[Saved entries]
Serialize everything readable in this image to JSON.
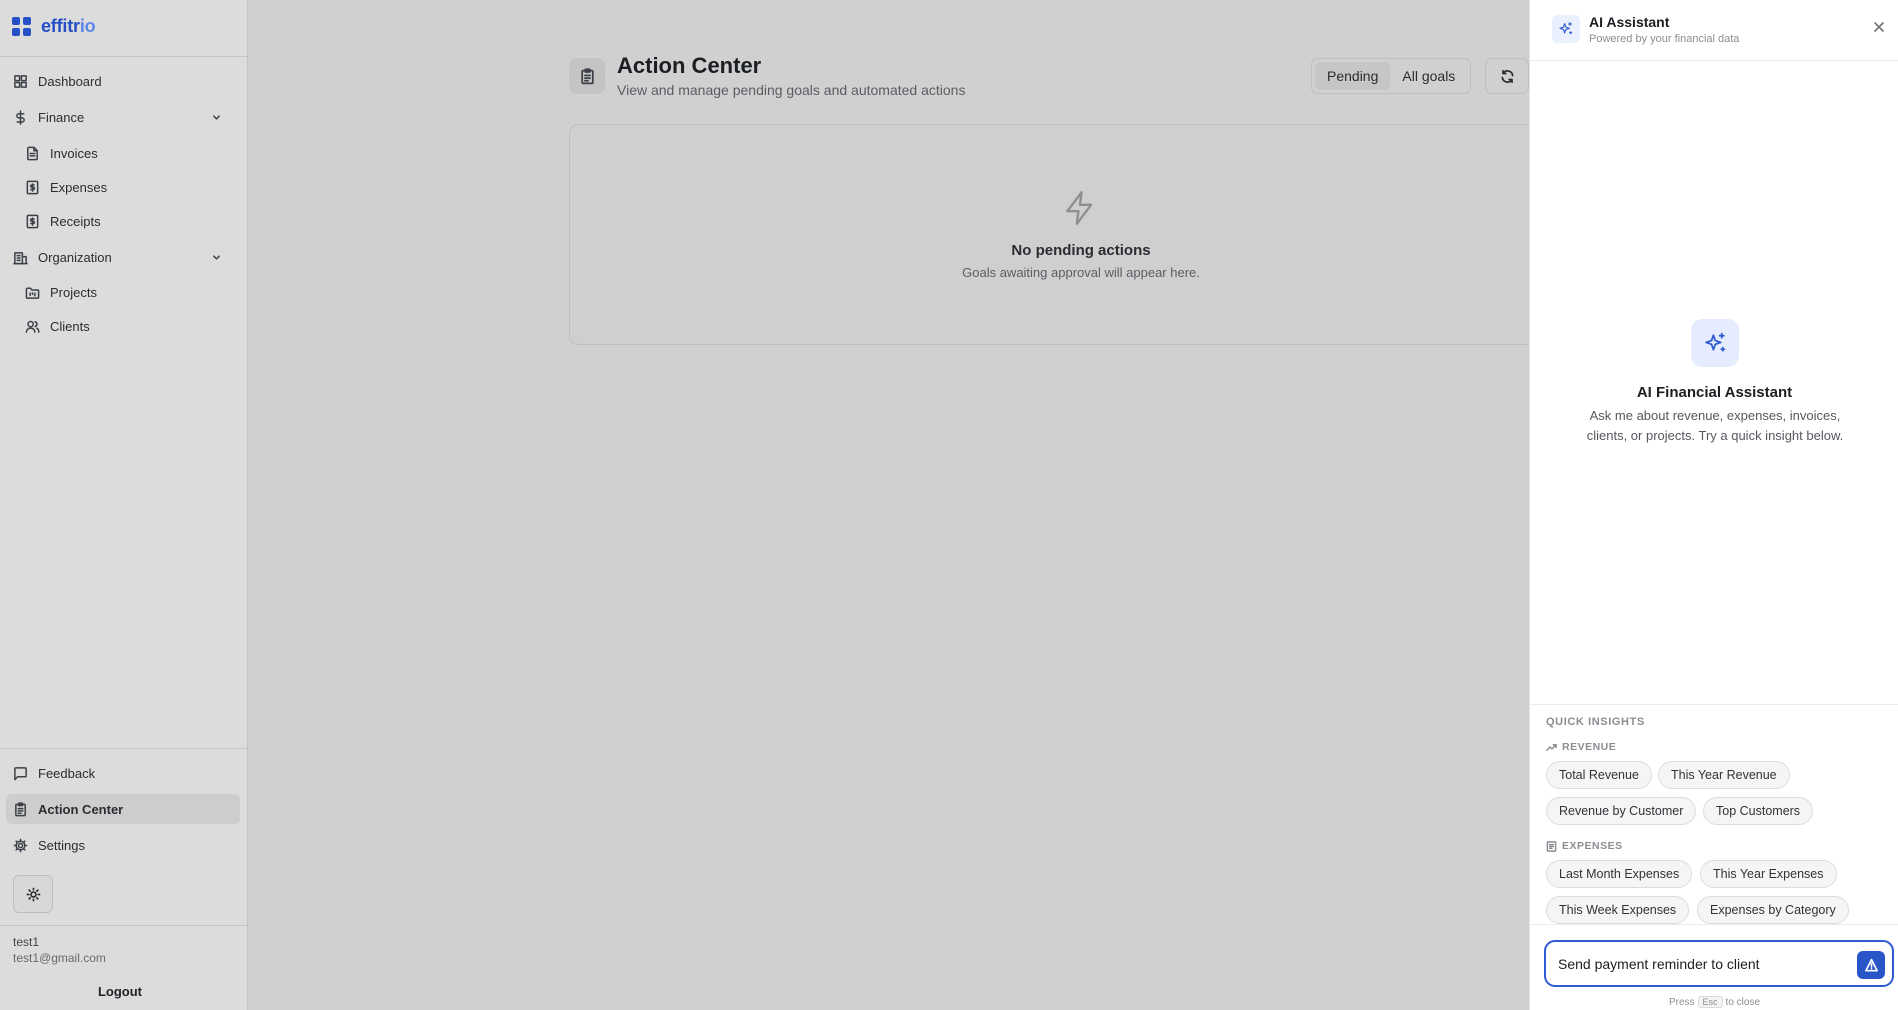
{
  "app": {
    "logo_main": "effitr",
    "logo_suffix": "io"
  },
  "sidebar": {
    "items": [
      {
        "label": "Dashboard",
        "icon": "layout-grid-icon"
      },
      {
        "label": "Finance",
        "icon": "dollar-sign-icon",
        "expanded": true
      },
      {
        "label": "Invoices",
        "icon": "file-text-icon"
      },
      {
        "label": "Expenses",
        "icon": "receipt-dollar-icon"
      },
      {
        "label": "Receipts",
        "icon": "receipt-dollar-icon"
      },
      {
        "label": "Organization",
        "icon": "building-icon",
        "expanded": true
      },
      {
        "label": "Projects",
        "icon": "folder-kanban-icon"
      },
      {
        "label": "Clients",
        "icon": "users-icon"
      }
    ],
    "bottom_items": [
      {
        "label": "Feedback",
        "icon": "message-square-icon"
      },
      {
        "label": "Action Center",
        "icon": "clipboard-list-icon",
        "active": true
      },
      {
        "label": "Settings",
        "icon": "gear-icon"
      }
    ],
    "theme_toggle_icon": "sun-icon",
    "user": {
      "name": "test1",
      "email": "test1@gmail.com"
    },
    "logout_label": "Logout"
  },
  "main": {
    "title": "Action Center",
    "subtitle": "View and manage pending goals and automated actions",
    "filters": [
      "Pending",
      "All goals"
    ],
    "selected_filter": "Pending",
    "empty_state": {
      "icon": "zap-icon",
      "title": "No pending actions",
      "description": "Goals awaiting approval will appear here."
    }
  },
  "assistant": {
    "title": "AI Assistant",
    "subtitle": "Powered by your financial data",
    "hero_title": "AI Financial Assistant",
    "hero_description": "Ask me about revenue, expenses, invoices, clients, or projects. Try a quick insight below.",
    "quick_insights_label": "QUICK INSIGHTS",
    "categories": [
      {
        "label": "REVENUE",
        "chips": [
          "Total Revenue",
          "This Year Revenue",
          "Revenue by Customer",
          "Top Customers"
        ]
      },
      {
        "label": "EXPENSES",
        "chips": [
          "Last Month Expenses",
          "This Year Expenses",
          "This Week Expenses",
          "Expenses by Category"
        ]
      }
    ],
    "input_value": "Send payment reminder to client",
    "hint_prefix": "Press",
    "hint_key": "Esc",
    "hint_suffix": "to close"
  },
  "colors": {
    "accent": "#2f5bd3",
    "sidebar_bg": "#dcdcdc",
    "overlay_bg": "#d0d0d0"
  }
}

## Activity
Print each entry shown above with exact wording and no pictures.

## Response to the task
Serialize everything readable in this image to JSON.
{
  "app": {
    "logo_main": "effitr",
    "logo_suffix": "io"
  },
  "sidebar": {
    "items": [
      {
        "label": "Dashboard",
        "icon": "layout-grid-icon"
      },
      {
        "label": "Finance",
        "icon": "dollar-sign-icon",
        "expanded": true
      },
      {
        "label": "Invoices",
        "icon": "file-text-icon"
      },
      {
        "label": "Expenses",
        "icon": "receipt-dollar-icon"
      },
      {
        "label": "Receipts",
        "icon": "receipt-dollar-icon"
      },
      {
        "label": "Organization",
        "icon": "building-icon",
        "expanded": true
      },
      {
        "label": "Projects",
        "icon": "folder-kanban-icon"
      },
      {
        "label": "Clients",
        "icon": "users-icon"
      }
    ],
    "bottom_items": [
      {
        "label": "Feedback",
        "icon": "message-square-icon"
      },
      {
        "label": "Action Center",
        "icon": "clipboard-list-icon",
        "active": true
      },
      {
        "label": "Settings",
        "icon": "gear-icon"
      }
    ],
    "theme_toggle_icon": "sun-icon",
    "user": {
      "name": "test1",
      "email": "test1@gmail.com"
    },
    "logout_label": "Logout"
  },
  "main": {
    "title": "Action Center",
    "subtitle": "View and manage pending goals and automated actions",
    "filters": [
      "Pending",
      "All goals"
    ],
    "selected_filter": "Pending",
    "empty_state": {
      "icon": "zap-icon",
      "title": "No pending actions",
      "description": "Goals awaiting approval will appear here."
    }
  },
  "assistant": {
    "title": "AI Assistant",
    "subtitle": "Powered by your financial data",
    "hero_title": "AI Financial Assistant",
    "hero_description": "Ask me about revenue, expenses, invoices, clients, or projects. Try a quick insight below.",
    "quick_insights_label": "QUICK INSIGHTS",
    "categories": [
      {
        "label": "REVENUE",
        "chips": [
          "Total Revenue",
          "This Year Revenue",
          "Revenue by Customer",
          "Top Customers"
        ]
      },
      {
        "label": "EXPENSES",
        "chips": [
          "Last Month Expenses",
          "This Year Expenses",
          "This Week Expenses",
          "Expenses by Category"
        ]
      }
    ],
    "input_value": "Send payment reminder to client",
    "hint_prefix": "Press",
    "hint_key": "Esc",
    "hint_suffix": "to close"
  },
  "colors": {
    "accent": "#2f5bd3",
    "sidebar_bg": "#dcdcdc",
    "overlay_bg": "#d0d0d0"
  }
}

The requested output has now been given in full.